_Action item:_ Answer with a single number: the count of lines below that hold "from".

_Materials provided:_

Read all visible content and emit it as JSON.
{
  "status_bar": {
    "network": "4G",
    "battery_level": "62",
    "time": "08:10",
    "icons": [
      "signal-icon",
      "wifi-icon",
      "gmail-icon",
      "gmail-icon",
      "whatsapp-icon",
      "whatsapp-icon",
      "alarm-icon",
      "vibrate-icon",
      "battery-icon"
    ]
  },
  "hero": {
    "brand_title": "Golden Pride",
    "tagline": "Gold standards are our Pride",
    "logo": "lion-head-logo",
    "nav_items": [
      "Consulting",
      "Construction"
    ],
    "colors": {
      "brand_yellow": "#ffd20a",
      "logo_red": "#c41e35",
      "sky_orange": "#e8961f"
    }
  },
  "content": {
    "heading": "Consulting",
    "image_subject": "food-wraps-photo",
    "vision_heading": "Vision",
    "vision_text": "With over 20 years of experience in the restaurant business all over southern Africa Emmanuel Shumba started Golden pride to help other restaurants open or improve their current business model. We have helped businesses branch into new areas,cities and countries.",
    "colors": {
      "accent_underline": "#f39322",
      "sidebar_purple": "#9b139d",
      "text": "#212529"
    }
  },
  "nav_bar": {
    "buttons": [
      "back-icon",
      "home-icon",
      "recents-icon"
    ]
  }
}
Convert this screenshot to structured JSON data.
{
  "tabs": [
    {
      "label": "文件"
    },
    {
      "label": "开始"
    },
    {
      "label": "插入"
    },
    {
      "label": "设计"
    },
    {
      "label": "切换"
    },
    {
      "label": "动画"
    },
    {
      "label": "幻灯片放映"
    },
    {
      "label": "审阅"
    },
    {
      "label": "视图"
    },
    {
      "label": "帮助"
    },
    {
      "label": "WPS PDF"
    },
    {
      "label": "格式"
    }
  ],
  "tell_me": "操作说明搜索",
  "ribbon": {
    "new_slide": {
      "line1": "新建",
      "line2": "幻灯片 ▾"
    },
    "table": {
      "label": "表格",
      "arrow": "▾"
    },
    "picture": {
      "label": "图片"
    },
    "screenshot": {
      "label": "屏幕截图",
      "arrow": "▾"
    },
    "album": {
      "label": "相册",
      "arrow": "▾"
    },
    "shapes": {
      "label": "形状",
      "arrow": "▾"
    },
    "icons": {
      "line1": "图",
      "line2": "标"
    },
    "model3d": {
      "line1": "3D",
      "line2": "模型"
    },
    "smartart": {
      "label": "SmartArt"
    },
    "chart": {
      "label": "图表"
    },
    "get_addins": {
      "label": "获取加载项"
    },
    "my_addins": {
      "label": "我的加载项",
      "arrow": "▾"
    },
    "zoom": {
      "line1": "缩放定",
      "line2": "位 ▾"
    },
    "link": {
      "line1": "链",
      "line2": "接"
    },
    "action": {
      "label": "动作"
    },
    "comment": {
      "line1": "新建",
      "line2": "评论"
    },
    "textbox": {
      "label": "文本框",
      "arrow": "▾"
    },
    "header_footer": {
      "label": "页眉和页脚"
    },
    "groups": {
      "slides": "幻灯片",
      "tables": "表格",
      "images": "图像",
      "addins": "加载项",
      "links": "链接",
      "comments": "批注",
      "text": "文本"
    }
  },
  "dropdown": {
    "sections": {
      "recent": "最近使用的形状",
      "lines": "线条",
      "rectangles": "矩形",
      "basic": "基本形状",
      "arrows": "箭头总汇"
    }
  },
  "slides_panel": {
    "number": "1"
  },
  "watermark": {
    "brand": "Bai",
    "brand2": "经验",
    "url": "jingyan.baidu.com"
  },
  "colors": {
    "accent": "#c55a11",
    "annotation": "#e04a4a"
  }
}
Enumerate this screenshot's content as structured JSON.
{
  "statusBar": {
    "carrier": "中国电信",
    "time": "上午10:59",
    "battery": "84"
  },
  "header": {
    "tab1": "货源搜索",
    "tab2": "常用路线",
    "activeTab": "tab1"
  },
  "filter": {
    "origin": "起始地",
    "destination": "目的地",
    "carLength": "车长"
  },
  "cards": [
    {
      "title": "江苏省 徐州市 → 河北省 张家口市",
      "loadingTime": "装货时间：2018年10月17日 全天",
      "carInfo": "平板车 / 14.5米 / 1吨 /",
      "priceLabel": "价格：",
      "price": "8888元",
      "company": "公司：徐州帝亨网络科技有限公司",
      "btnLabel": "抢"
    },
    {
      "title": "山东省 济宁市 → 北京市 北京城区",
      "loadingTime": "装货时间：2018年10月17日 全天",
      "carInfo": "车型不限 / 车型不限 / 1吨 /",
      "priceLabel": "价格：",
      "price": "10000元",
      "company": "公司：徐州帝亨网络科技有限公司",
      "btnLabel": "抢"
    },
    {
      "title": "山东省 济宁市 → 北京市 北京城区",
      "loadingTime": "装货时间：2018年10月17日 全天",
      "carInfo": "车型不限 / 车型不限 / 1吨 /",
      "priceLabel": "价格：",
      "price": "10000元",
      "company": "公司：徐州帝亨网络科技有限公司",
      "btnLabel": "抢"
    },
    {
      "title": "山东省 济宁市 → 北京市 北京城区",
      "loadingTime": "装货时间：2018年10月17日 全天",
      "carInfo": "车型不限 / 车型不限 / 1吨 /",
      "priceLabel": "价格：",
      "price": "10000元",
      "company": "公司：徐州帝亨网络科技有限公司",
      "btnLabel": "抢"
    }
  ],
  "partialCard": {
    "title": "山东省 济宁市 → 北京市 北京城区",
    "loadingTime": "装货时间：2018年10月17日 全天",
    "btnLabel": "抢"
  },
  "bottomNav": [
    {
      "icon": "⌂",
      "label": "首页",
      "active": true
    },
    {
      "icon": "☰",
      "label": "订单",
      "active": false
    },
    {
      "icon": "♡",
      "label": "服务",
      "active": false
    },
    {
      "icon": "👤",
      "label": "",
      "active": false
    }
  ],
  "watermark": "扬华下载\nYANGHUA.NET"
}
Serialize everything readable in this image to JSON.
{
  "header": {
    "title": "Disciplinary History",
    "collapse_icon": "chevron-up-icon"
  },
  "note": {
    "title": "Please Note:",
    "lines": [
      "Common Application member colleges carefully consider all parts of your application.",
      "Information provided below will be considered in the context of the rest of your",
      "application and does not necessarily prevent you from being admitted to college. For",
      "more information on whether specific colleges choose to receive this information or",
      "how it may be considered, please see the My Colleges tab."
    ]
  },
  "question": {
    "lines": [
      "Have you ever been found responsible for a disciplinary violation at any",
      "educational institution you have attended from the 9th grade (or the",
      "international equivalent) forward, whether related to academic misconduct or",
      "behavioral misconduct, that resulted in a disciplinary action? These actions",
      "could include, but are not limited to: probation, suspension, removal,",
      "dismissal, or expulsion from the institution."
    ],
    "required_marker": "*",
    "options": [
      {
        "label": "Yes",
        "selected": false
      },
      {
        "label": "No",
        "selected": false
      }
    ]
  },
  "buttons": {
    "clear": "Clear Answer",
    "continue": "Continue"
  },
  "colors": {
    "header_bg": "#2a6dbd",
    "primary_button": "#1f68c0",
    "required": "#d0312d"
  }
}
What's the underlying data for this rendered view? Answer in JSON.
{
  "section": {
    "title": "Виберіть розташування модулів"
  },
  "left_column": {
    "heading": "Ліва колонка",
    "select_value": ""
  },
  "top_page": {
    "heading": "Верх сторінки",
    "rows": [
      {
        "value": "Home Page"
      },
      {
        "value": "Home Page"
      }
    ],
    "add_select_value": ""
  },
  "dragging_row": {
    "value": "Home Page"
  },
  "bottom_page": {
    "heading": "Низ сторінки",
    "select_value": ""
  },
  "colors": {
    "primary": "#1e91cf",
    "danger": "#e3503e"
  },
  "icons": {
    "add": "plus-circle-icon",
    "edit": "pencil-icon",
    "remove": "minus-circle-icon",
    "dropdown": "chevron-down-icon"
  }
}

_Result for this exercise:_ 3